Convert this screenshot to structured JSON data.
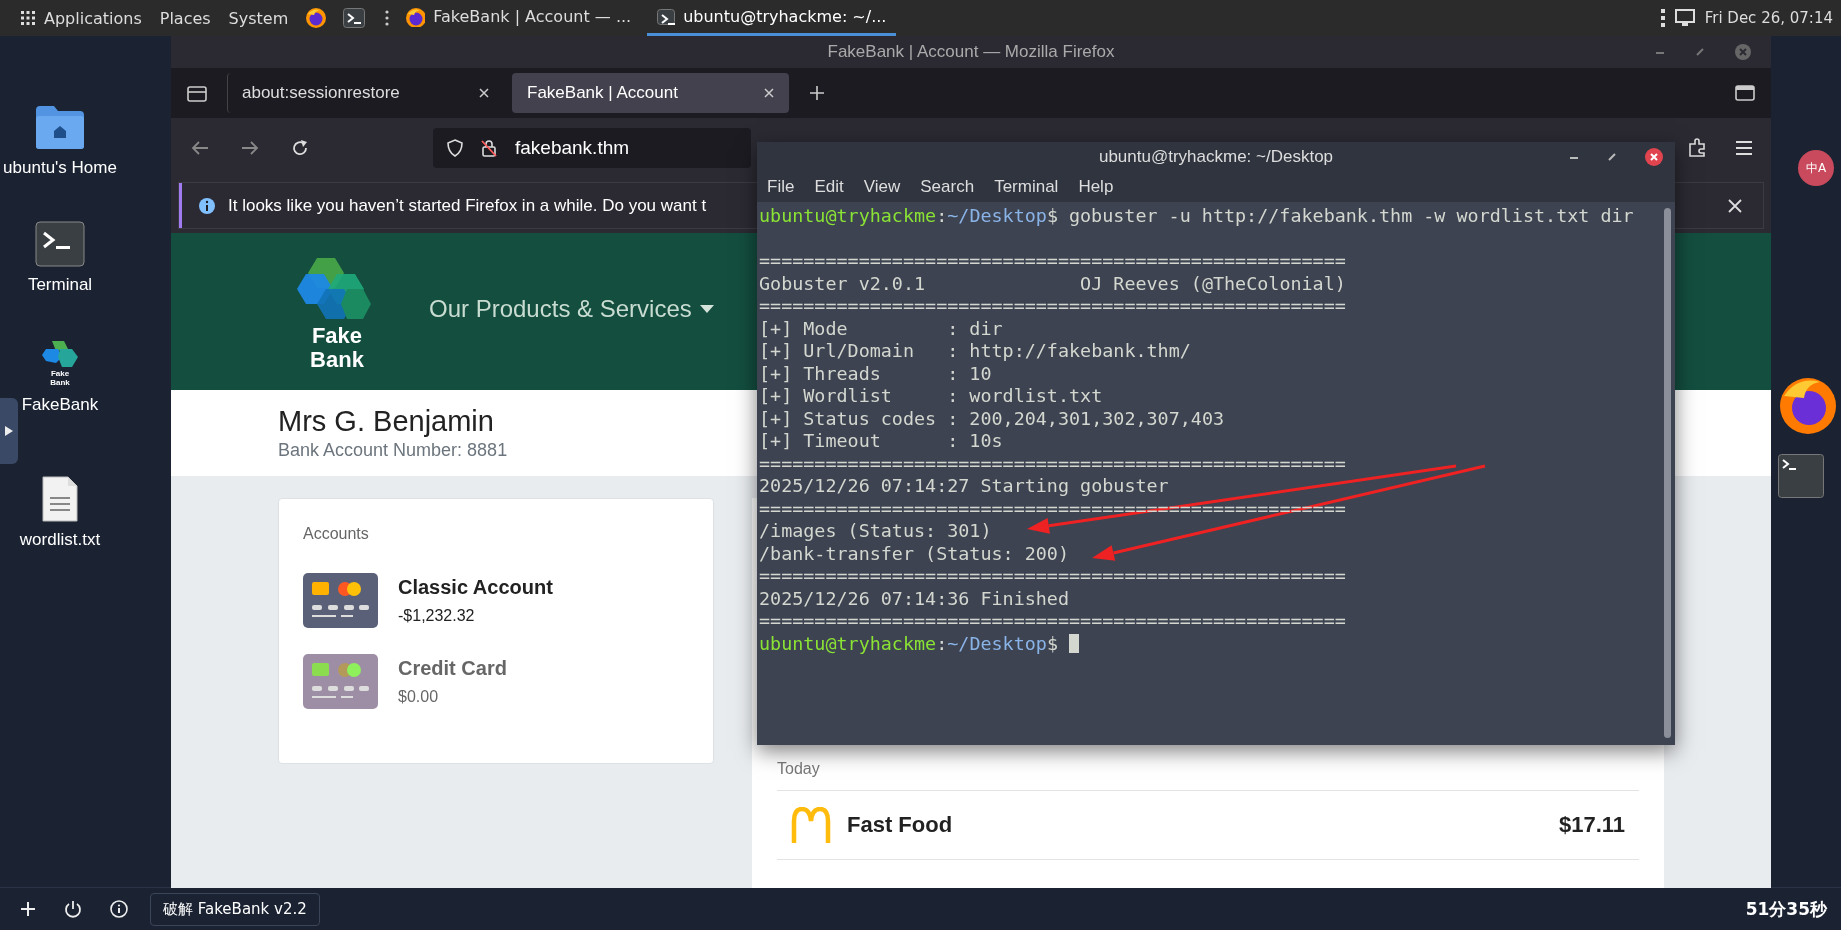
{
  "top_panel": {
    "menus": [
      "Applications",
      "Places",
      "System"
    ],
    "tasks": [
      {
        "label": "FakeBank | Account — ...",
        "kind": "browser",
        "selected": false
      },
      {
        "label": "ubuntu@tryhackme: ~/...",
        "kind": "terminal",
        "selected": true
      }
    ],
    "clock": "Fri Dec 26, 07:14"
  },
  "desktop_icons": [
    {
      "label": "ubuntu's Home",
      "kind": "folder"
    },
    {
      "label": "Terminal",
      "kind": "terminal"
    },
    {
      "label": "FakeBank",
      "kind": "app",
      "badge": "Fake Bank"
    },
    {
      "label": "wordlist.txt",
      "kind": "file"
    }
  ],
  "firefox": {
    "title": "FakeBank | Account — Mozilla Firefox",
    "tabs": [
      {
        "label": "about:sessionrestore",
        "selected": false
      },
      {
        "label": "FakeBank | Account",
        "selected": true
      }
    ],
    "url": "fakebank.thm",
    "notification": "It looks like you haven’t started Firefox in a while. Do you want t",
    "page": {
      "logo_text": "Fake Bank",
      "nav": "Our Products & Services",
      "customer_name": "Mrs G. Benjamin",
      "account_number": "Bank Account Number: 8881",
      "accounts": {
        "title": "Accounts",
        "items": [
          {
            "name": "Classic Account",
            "balance": "-$1,232.32",
            "color": "#5a6078",
            "selected": true
          },
          {
            "name": "Credit Card",
            "balance": "$0.00",
            "color": "#9e8ea5",
            "selected": false
          }
        ]
      },
      "transactions": {
        "heading": "Today",
        "items": [
          {
            "merchant": "Fast Food",
            "amount": "$17.11"
          }
        ]
      }
    }
  },
  "terminal": {
    "title": "ubuntu@tryhackme: ~/Desktop",
    "menu": [
      "File",
      "Edit",
      "View",
      "Search",
      "Terminal",
      "Help"
    ],
    "lines": [
      {
        "kind": "prompt",
        "user": "ubuntu@tryhackme",
        "separator": ":",
        "path": "~/Desktop",
        "symbol": "$",
        "command": "gobuster -u http://fakebank.thm -w wordlist.txt dir",
        "cursor": false
      },
      {
        "kind": "blank"
      },
      {
        "kind": "text",
        "text": "====================================================="
      },
      {
        "kind": "text",
        "text": "Gobuster v2.0.1              OJ Reeves (@TheColonial)"
      },
      {
        "kind": "text",
        "text": "====================================================="
      },
      {
        "kind": "text",
        "text": "[+] Mode         : dir"
      },
      {
        "kind": "text",
        "text": "[+] Url/Domain   : http://fakebank.thm/"
      },
      {
        "kind": "text",
        "text": "[+] Threads      : 10"
      },
      {
        "kind": "text",
        "text": "[+] Wordlist     : wordlist.txt"
      },
      {
        "kind": "text",
        "text": "[+] Status codes : 200,204,301,302,307,403"
      },
      {
        "kind": "text",
        "text": "[+] Timeout      : 10s"
      },
      {
        "kind": "text",
        "text": "====================================================="
      },
      {
        "kind": "text",
        "text": "2025/12/26 07:14:27 Starting gobuster"
      },
      {
        "kind": "text",
        "text": "====================================================="
      },
      {
        "kind": "text",
        "text": "/images (Status: 301)"
      },
      {
        "kind": "text",
        "text": "/bank-transfer (Status: 200)"
      },
      {
        "kind": "text",
        "text": "====================================================="
      },
      {
        "kind": "text",
        "text": "2025/12/26 07:14:36 Finished"
      },
      {
        "kind": "text",
        "text": "====================================================="
      },
      {
        "kind": "prompt",
        "user": "ubuntu@tryhackme",
        "separator": ":",
        "path": "~/Desktop",
        "symbol": "$",
        "cursor": true
      }
    ]
  },
  "translate_badge": "中A",
  "taskbar": {
    "button": "破解 FakeBank v2.2",
    "timer": "51分35秒"
  }
}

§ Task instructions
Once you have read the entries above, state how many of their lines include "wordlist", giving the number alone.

§ Solution to the problem
3